:: The records ::
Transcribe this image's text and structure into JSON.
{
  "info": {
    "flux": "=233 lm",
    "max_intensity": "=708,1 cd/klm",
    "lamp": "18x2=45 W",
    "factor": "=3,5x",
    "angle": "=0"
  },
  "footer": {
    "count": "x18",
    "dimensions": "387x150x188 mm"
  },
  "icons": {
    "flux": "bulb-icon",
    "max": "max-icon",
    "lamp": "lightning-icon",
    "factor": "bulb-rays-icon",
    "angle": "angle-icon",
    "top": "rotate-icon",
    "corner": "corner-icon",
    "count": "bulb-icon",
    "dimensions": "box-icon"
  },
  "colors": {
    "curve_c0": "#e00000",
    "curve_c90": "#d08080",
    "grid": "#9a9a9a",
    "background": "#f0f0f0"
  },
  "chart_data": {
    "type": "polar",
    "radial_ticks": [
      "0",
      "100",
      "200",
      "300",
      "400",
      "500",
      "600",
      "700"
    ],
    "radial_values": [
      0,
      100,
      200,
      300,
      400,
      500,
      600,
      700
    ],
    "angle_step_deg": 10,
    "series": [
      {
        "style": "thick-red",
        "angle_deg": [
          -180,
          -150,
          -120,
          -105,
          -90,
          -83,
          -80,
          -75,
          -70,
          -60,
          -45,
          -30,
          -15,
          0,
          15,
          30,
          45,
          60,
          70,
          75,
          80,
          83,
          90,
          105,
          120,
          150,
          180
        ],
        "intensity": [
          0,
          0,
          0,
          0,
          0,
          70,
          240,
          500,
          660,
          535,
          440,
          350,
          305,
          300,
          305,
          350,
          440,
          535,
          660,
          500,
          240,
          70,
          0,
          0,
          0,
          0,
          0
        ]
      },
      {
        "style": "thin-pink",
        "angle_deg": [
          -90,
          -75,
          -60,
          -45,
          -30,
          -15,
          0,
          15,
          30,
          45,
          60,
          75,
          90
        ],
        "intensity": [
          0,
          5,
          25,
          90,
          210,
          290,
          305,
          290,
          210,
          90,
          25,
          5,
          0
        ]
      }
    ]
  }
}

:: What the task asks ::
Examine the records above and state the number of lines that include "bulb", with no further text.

:: Problem solution ::
3